+Home     Museum     Wanted     Advertising     Articles     EMail  

Soemtron ETR 220 Desktop Calculator

Soemtron ETR-220
Photo Courtesy Serge Devidts, Calcuseum

The Soemtron ETR (Elektronischer TischRechner, e.g., Electronic Table Calculator) 220 is the first mass-production electronic calculator produced in East Germany (German Democratic Republic), produced by VEB Büromaschinenwerk Sömmerda. The calculator began production in 1966 through 1977; an extremely long production lifetime. Over 150,000 of the machines were produced, with minor variances introduced during production. The Soemtron ETR 220 was first distributed throughout West Germany, but eventually distribution was across many Soviet-bloc countries.

The ETR 220 is a four-function machine, with fifteen digits of capacity. It utilizes fixed decimal point logic, with a rotary dial on the keyboard panel providing the decimal point setting. The dial provides settings for 14, 12, 11, 10, 9, 6, 4, 3, 2, 1 and no digits behind the decimal point. The display uses Nixie tubes with the digits zero through nine, with no decimal point included in the tube. Decimal point is indicated in the display by small neon tubes situated between the Nixie tube display elements. The calculator utilizes discrete Germanium transistor technology for flip-flops and inverters, and diodes for logic gates. A magnetic core array is utilized for storage of the three working registers of the calculator, and three accumulator-type memory registers. The core array is unusual in that a total of seven wires are threaded through each core, as opposed to the usual four (X/Y/Sense/Inhibit) used in most core arrays in calculator applications.
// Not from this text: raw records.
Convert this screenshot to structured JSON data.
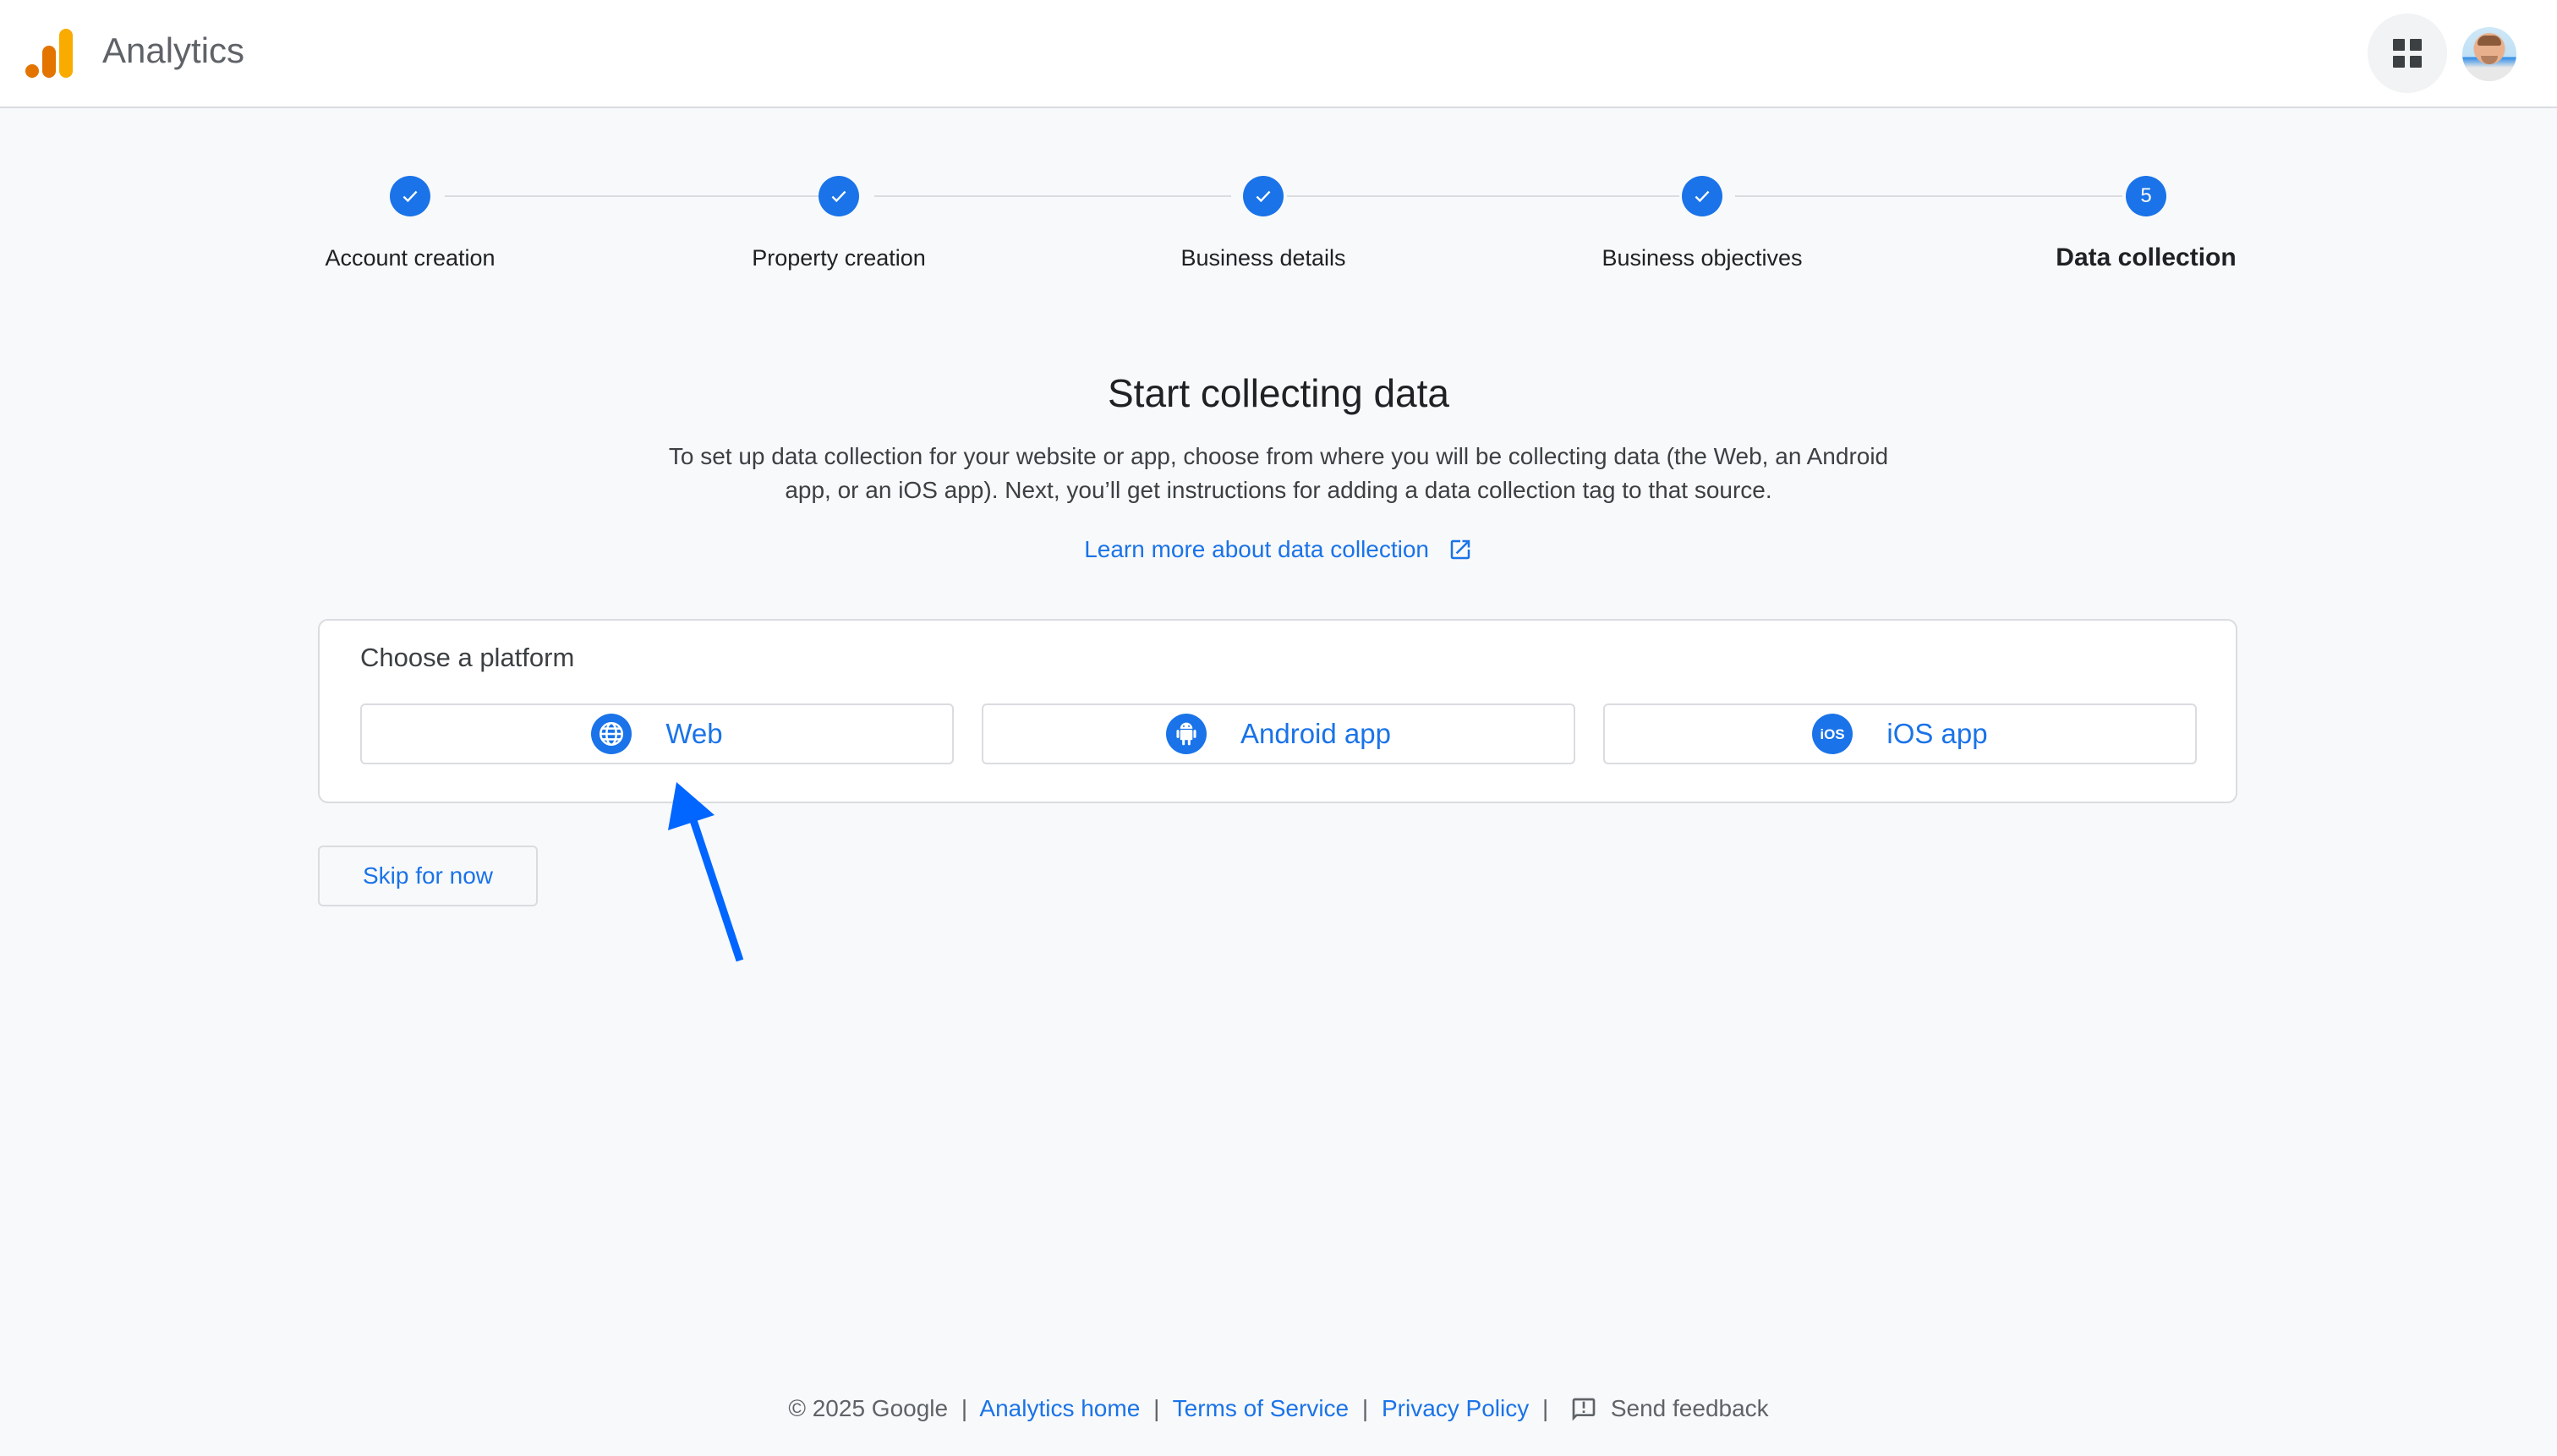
{
  "header": {
    "app_title": "Analytics",
    "logo_icon": "analytics-logo-icon",
    "apps_icon": "google-apps-grid-icon",
    "avatar_icon": "user-avatar"
  },
  "stepper": {
    "steps": [
      {
        "label": "Account creation",
        "status": "completed",
        "marker": "check-icon"
      },
      {
        "label": "Property creation",
        "status": "completed",
        "marker": "check-icon"
      },
      {
        "label": "Business details",
        "status": "completed",
        "marker": "check-icon"
      },
      {
        "label": "Business objectives",
        "status": "completed",
        "marker": "check-icon"
      },
      {
        "label": "Data collection",
        "status": "active",
        "number": "5"
      }
    ]
  },
  "main": {
    "title": "Start collecting data",
    "description_line1": "To set up data collection for your website or app, choose from where you will be collecting data (the Web, an Android",
    "description_line2": "app, or an iOS app). Next, you’ll get instructions for adding a data collection tag to that source.",
    "learn_more": "Learn more about data collection",
    "learn_more_icon": "open-in-new-icon"
  },
  "platform_card": {
    "title": "Choose a platform",
    "options": [
      {
        "label": "Web",
        "icon": "globe-icon"
      },
      {
        "label": "Android app",
        "icon": "android-icon"
      },
      {
        "label": "iOS app",
        "icon": "ios-icon"
      }
    ]
  },
  "skip_label": "Skip for now",
  "annotation": {
    "arrow_color": "#0066ff",
    "points_to": "Web"
  },
  "footer": {
    "copyright": "© 2025 Google",
    "links": [
      "Analytics home",
      "Terms of Service",
      "Privacy Policy"
    ],
    "separator": "|",
    "feedback": "Send feedback"
  },
  "colors": {
    "accent": "#1a73e8",
    "background": "#f8f9fa",
    "logo_orange": "#e37400",
    "logo_yellow": "#f9ab00"
  }
}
The ETR-220 is functionally, and similar in many ways to the West German-made Olympia RAE 4/30-3, which was marketed in the United States by Monroe Calculating Machine Co., as the Monroe 770. It isn't certain, but it seems possible that the design for the Soemtron ETR-200 was an East-German "copy" of the Olympia RAE 4/30-3 possibly created from documentation spirited across the wall dividing East and West Germany.
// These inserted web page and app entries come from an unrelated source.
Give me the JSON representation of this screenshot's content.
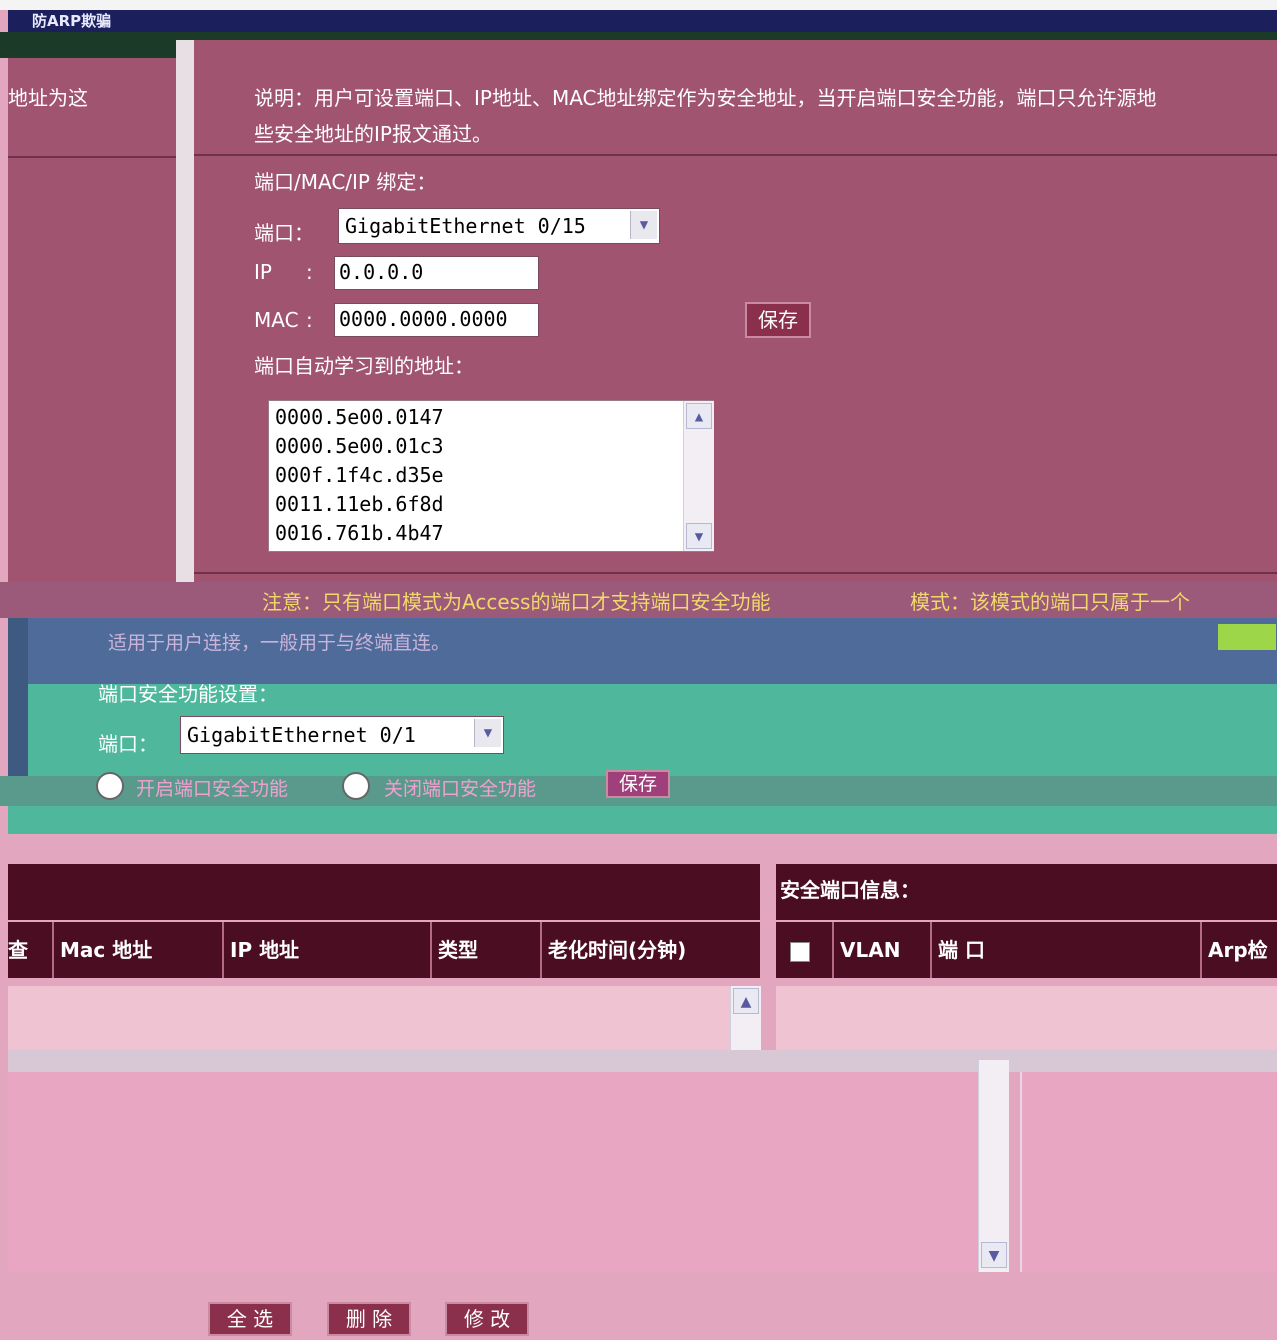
{
  "window": {
    "title": "防ARP欺骗"
  },
  "left_panel": {
    "text": "地址为这"
  },
  "description": {
    "line1": "说明：用户可设置端口、IP地址、MAC地址绑定作为安全地址，当开启端口安全功能，端口只允许源地",
    "line2": "些安全地址的IP报文通过。"
  },
  "binding": {
    "section_label": "端口/MAC/IP 绑定：",
    "port_label": "端口：",
    "port_value": "GigabitEthernet 0/15",
    "ip_label": "IP",
    "ip_colon": ":",
    "ip_value": "0.0.0.0",
    "mac_label": "MAC",
    "mac_colon": ":",
    "mac_value": "0000.0000.0000",
    "save_label": "保存",
    "learned_label": "端口自动学习到的地址：",
    "learned_addresses": [
      "0000.5e00.0147",
      "0000.5e00.01c3",
      "000f.1f4c.d35e",
      "0011.11eb.6f8d",
      "0016.761b.4b47"
    ]
  },
  "note": {
    "line1": "注意：只有端口模式为Access的端口才支持端口安全功能",
    "line2": "模式：该模式的端口只属于一个",
    "line3": "适用于用户连接，一般用于与终端直连。"
  },
  "security": {
    "section_label": "端口安全功能设置：",
    "port_label": "端口：",
    "port_value": "GigabitEthernet 0/1",
    "enable_label": "开启端口安全功能",
    "disable_label": "关闭端口安全功能",
    "save_label": "保存"
  },
  "left_table": {
    "columns": [
      "查",
      "Mac 地址",
      "IP 地址",
      "类型",
      "老化时间(分钟)"
    ]
  },
  "right_table": {
    "title": "安全端口信息：",
    "columns": [
      "VLAN",
      "端 口",
      "Arp检"
    ]
  },
  "actions": {
    "select_all": "全 选",
    "delete": "删 除",
    "modify": "修 改"
  }
}
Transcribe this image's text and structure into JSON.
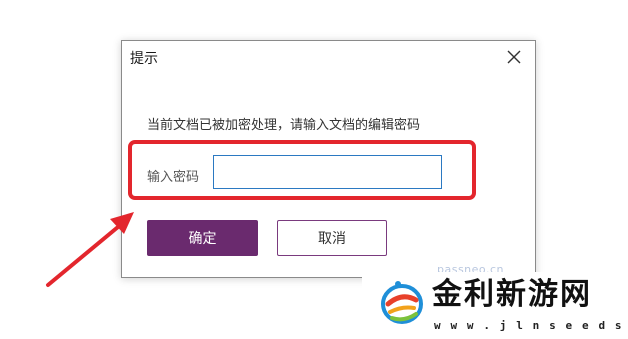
{
  "dialog": {
    "title": "提示",
    "message": "当前文档已被加密处理，请输入文档的编辑密码",
    "field_label": "输入密码",
    "password_value": "",
    "ok_label": "确定",
    "cancel_label": "取消",
    "faint_text": "passneo.cn"
  },
  "watermark": {
    "title": "金利新游网",
    "url": "w w w . j l n s e e d s . c o m"
  },
  "colors": {
    "accent": "#6a2a6e",
    "highlight": "#e3262d",
    "input_border": "#2b79c2"
  },
  "icons": {
    "close": "close-icon",
    "arrow": "arrow-annotation",
    "logo": "watermark-logo"
  }
}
Addition and subtraction typically complete within 5 milliseconds(0.005 second), with multiplication and division averaging 0.5 second. The machine operates at a primary clock rate of 25KHz. The Soemtron ETR-220 was also sold under the Daro name as shown on the machine pictured above.
Copyright ©1997-2023, Rick Bensene.

All content on this site is not to be gathered, scraped, replicated, or accesed in any way for any use in populating machine learning or intelligence (Artificial Intelligence, a.k.a. AI) databases, language models, graphs, or other AI-related data structures. Such use is a violation of copyright law. Any such access will be reported to the Oregon Attorney General and prosecuted to the fullest extent the law allows.